Sepsis is a severe illness that results when the body overwhelmingly responds to a bacterial infection. Substances released by the blood to fight infection lead to widespread inflammation, leading to blood clots and blood vessels leaking.
All of this results in a reduction in blood flow, depriving the organs of nutrition and oxygen. In the most severe cases, while in the worst-case scenario, blood pressure drops, and the heart weakens, resulting in septic shock.
Prognosis of the disease
Sepsis is a life-threatening condition when the body responds to an infection but damages its tissues and organs. The prognosis depends on the time it takes to start the appropriate treatment.
As long as the disease is diagnosed in its early phase, it will be possible to treat it with antibiotics. Although if the diagnosis is not correct and no type of treatment is carried out, it can be fatal because it can quickly grow into severe sepsis or septic shock.
The symptoms of sepsis are fever, increased heart rate and breathing rate, chills, rash, confusion, and feeling disoriented. Most of these symptoms are present in other diseases, so sepsis becomes a complex disease to diagnose, especially at the beginning of the disease.
Medical tests for sepsis.
Sometimes the diagnosis of sepsis is complicated because its symptoms can be confused with another type of disorder.

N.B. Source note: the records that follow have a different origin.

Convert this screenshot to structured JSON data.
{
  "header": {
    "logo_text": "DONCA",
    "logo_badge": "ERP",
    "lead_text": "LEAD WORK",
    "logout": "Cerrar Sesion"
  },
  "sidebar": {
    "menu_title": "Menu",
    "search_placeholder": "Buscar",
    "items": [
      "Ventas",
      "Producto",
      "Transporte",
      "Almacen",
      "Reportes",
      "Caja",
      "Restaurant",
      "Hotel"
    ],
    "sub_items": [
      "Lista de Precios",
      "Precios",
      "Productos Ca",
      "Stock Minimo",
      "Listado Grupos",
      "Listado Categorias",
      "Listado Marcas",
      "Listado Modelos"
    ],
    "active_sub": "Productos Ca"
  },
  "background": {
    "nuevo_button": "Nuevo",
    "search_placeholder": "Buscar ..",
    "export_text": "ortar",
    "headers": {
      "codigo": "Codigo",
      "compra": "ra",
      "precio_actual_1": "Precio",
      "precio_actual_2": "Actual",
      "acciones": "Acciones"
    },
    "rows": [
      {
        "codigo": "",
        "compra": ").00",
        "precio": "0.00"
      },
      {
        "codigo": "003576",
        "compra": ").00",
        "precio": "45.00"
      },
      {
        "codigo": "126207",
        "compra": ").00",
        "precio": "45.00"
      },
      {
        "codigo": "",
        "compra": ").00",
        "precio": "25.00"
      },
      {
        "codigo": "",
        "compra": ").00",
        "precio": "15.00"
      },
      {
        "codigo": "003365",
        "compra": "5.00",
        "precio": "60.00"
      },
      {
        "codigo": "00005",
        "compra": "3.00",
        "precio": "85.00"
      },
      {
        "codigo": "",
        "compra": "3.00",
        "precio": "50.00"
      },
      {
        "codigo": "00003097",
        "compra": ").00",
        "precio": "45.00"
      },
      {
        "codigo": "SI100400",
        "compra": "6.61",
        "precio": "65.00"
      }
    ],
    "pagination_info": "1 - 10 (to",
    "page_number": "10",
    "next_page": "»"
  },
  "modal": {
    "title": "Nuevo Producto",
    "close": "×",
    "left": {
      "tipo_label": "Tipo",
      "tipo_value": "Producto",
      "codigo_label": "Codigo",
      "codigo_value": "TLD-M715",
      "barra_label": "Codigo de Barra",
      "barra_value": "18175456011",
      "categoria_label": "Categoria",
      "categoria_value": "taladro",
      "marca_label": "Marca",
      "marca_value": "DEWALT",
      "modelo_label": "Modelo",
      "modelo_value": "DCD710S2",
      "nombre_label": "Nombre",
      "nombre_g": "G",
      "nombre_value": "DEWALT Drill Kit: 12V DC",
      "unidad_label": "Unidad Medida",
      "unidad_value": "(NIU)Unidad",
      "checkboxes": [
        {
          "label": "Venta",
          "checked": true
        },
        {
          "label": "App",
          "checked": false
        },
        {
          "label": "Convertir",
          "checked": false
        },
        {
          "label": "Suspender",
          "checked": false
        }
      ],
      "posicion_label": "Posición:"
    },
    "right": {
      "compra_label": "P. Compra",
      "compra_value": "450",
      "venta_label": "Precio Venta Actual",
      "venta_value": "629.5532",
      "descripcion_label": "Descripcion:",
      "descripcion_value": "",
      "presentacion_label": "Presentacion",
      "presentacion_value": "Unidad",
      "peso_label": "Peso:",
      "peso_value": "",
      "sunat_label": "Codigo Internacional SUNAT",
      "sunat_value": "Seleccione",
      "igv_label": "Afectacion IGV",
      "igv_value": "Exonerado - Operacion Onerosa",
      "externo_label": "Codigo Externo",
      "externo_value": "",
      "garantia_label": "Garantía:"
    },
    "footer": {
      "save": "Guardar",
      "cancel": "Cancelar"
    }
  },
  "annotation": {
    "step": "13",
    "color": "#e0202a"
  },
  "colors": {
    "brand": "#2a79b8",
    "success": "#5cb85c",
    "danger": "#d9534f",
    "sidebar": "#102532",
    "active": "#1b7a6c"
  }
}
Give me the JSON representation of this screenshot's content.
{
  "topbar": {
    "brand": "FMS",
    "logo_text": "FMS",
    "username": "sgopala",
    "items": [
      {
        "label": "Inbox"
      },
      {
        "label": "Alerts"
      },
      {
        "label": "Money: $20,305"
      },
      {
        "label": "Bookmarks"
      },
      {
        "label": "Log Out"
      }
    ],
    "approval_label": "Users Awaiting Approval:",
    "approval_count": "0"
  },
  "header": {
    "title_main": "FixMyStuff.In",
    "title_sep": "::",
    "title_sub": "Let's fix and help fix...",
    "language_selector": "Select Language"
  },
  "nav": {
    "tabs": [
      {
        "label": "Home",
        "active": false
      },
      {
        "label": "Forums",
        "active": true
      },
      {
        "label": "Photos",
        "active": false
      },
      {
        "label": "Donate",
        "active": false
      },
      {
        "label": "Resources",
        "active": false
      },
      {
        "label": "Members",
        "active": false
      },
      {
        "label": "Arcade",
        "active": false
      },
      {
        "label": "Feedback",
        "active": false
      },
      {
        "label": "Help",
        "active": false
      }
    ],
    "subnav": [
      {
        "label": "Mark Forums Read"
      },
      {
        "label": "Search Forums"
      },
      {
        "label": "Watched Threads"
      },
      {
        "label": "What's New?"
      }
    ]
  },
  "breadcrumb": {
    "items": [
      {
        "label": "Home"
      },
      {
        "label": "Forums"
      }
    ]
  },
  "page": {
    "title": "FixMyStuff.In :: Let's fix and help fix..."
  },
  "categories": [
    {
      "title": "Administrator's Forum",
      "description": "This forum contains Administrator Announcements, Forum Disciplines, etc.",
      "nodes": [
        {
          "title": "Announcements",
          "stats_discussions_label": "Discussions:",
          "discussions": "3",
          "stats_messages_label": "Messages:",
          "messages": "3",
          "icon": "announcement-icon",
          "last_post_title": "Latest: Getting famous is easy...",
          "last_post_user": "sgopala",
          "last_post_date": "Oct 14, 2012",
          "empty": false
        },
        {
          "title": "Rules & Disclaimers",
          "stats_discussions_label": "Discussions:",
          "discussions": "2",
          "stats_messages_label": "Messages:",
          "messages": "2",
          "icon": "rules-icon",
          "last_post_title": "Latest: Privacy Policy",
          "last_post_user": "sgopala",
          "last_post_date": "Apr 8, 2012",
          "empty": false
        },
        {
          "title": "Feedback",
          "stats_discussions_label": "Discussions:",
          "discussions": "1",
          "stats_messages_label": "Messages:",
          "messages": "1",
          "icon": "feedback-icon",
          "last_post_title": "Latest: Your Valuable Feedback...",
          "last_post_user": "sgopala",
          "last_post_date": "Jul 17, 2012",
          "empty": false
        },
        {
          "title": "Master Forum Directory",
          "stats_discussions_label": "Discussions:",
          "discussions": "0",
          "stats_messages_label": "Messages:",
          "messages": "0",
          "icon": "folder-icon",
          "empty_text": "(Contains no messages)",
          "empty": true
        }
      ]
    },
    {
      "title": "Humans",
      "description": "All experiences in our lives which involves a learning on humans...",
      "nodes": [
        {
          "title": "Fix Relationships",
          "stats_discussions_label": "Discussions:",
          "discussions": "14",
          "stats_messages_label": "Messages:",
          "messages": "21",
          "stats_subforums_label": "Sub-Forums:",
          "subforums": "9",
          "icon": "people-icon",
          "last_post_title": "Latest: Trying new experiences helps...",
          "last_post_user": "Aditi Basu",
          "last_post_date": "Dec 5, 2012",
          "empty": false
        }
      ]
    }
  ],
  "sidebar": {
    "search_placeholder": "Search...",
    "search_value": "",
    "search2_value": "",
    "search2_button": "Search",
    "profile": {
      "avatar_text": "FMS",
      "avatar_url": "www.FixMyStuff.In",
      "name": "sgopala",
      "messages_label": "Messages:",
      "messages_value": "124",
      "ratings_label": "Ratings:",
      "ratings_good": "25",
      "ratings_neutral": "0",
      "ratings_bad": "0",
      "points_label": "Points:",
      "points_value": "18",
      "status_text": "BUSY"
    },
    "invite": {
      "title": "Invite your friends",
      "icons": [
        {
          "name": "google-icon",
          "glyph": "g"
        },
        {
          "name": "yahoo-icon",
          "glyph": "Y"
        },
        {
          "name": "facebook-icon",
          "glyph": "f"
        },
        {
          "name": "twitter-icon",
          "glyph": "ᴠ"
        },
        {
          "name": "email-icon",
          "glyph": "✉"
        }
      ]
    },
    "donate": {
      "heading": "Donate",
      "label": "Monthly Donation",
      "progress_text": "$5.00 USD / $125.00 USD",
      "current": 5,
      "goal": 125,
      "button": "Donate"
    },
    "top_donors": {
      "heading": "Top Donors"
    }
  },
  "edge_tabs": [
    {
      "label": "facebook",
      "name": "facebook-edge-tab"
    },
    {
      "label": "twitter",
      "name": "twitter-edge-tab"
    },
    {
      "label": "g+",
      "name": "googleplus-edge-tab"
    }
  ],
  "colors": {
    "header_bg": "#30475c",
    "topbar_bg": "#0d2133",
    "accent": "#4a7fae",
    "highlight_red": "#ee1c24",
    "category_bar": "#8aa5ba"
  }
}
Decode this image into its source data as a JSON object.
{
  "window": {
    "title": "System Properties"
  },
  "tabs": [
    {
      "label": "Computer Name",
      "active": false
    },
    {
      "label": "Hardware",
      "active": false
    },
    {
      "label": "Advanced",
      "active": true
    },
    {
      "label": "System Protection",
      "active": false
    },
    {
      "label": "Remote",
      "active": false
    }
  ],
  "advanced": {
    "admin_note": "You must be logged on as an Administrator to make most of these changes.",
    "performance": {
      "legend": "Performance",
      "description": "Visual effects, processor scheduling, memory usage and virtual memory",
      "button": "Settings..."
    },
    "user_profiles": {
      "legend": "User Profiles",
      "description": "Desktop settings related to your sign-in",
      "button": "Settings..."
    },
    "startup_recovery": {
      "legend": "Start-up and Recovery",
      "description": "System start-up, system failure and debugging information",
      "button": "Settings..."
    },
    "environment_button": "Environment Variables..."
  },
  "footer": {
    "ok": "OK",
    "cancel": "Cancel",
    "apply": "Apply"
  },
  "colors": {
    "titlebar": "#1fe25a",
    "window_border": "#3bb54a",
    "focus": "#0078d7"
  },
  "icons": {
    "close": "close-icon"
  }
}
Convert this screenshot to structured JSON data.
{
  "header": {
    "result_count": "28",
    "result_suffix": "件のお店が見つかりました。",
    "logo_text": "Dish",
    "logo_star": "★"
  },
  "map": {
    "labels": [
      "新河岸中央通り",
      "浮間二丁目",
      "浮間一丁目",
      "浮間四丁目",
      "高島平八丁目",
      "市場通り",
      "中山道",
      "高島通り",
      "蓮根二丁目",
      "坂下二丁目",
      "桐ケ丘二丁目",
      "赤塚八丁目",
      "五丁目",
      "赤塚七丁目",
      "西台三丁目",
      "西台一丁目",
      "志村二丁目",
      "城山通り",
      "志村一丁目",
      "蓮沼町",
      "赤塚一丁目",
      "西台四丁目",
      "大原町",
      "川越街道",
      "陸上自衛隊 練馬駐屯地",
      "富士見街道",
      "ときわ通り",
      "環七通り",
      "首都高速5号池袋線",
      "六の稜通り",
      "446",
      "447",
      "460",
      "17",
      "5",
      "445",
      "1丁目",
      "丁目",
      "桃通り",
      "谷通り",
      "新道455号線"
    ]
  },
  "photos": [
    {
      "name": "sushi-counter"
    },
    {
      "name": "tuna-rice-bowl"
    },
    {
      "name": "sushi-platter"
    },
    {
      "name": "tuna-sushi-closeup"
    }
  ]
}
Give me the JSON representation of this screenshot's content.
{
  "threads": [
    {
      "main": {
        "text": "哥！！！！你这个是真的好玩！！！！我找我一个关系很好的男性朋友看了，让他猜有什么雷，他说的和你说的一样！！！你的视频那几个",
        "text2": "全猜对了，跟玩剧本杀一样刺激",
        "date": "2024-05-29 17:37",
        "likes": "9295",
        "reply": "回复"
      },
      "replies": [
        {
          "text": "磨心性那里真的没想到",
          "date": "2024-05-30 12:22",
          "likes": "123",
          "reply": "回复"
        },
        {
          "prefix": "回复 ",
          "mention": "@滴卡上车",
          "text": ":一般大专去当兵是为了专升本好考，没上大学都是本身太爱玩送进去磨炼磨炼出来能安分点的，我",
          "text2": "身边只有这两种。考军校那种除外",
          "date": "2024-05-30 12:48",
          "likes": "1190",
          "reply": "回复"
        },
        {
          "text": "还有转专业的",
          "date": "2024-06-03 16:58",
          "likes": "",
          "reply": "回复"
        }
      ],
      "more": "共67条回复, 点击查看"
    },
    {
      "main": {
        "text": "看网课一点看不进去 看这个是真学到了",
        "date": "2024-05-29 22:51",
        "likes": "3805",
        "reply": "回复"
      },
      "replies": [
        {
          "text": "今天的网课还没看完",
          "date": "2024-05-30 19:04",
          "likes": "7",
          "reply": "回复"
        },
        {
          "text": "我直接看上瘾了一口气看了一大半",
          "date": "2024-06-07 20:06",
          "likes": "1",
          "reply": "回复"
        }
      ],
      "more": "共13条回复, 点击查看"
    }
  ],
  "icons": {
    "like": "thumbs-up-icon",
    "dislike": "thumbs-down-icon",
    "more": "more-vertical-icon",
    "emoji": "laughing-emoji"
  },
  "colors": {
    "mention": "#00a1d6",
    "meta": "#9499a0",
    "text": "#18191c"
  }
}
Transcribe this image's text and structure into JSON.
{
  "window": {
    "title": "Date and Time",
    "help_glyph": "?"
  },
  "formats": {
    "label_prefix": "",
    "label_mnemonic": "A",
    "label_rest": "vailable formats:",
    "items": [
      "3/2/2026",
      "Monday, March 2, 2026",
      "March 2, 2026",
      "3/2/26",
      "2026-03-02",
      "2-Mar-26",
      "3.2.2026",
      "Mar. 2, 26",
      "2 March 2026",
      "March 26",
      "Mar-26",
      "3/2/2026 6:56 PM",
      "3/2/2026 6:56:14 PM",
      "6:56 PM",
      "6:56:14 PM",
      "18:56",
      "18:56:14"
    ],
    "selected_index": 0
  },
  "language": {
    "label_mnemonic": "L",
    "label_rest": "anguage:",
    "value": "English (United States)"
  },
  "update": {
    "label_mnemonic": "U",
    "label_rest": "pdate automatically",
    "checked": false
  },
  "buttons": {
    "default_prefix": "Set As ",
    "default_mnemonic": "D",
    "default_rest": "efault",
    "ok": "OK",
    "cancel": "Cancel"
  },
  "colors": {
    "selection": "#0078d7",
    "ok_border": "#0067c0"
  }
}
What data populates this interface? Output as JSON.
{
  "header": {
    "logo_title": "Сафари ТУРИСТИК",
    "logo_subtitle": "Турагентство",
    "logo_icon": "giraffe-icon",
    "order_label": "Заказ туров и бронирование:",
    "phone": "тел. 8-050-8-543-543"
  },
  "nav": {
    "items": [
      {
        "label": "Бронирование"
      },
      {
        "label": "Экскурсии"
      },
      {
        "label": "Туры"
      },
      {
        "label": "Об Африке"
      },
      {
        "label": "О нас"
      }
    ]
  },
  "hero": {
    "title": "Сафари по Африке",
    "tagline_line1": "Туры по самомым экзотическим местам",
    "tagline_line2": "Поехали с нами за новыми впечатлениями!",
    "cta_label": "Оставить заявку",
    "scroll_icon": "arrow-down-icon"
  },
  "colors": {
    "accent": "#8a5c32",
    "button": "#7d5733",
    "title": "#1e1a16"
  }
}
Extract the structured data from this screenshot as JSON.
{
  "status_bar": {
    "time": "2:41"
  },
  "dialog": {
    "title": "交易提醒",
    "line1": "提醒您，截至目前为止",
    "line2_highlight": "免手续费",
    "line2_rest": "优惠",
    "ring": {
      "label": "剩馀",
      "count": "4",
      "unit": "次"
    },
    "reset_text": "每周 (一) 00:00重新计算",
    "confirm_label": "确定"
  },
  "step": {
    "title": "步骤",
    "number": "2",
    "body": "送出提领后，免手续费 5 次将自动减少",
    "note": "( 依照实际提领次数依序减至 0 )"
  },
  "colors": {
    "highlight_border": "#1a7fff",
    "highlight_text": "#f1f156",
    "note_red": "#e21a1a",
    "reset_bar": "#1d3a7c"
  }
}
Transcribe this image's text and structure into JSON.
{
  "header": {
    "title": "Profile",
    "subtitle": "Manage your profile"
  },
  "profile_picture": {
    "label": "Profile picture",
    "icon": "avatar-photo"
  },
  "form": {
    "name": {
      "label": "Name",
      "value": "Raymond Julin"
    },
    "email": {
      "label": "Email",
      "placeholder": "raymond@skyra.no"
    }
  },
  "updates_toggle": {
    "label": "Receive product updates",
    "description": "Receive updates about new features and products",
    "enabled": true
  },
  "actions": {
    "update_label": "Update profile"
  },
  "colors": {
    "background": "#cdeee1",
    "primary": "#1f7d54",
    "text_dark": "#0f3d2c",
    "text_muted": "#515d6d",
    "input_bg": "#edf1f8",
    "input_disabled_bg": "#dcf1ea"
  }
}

For example, doctors can rely on different tests and medical examinations to make the correct diagnosis.
- Blood tests – The goal is to draw a blood sample to look for signs of an infection.
- Coagulation problems.
- Abnormal functioning of the liver or kidneys.
- Less availability of oxygen.
- Electrolyte imbalances.
- Other laboratory tests: depending on each patient’s symptoms, the specialist may order the following tests to analyze the body’s fluids.
- Wound secretions.
- respiratory secretions.
- Diagnostics from an image: If the specialist cannot identify the site of the infection, the specialist may perform one of the following imaging-based tests.
- Computed tomography.
- Magnetic resonance.
What are the causes of sepsis?
Any type of infection, bacterial, viral, or fungal, can lead to sepsis, the most likely are:
- abdominal infection
- kidney infection
- Bloodstream infection (bacteremia)
Geographically, the United States is increasing sepsis outbreaks, and this may be due to:
- Population aging.
- Drug-resistant bacteria.
- Weakened immune system.
Can it be prevented?
A specialist can make the main recommendations to keep the immune system healthy and treat infections in time if the immune system is weakened or has a disease caused by various pathogens or severe pathogens.
If sepsis affects the abdominal cavity, lungs, or brain, it can affect other organs.
Early and aggressive treatment against infection increases the chances of surviving sepsis. People suffering from this disease need to receive personalized monitoring and therapy in the ICU (Intensive Care Unit). If the patient suffers from severe sepsis or septic shock, it is necessary to save a life to stabilize breathing and heart function. The following treatments can be used.
- Supportive medical care.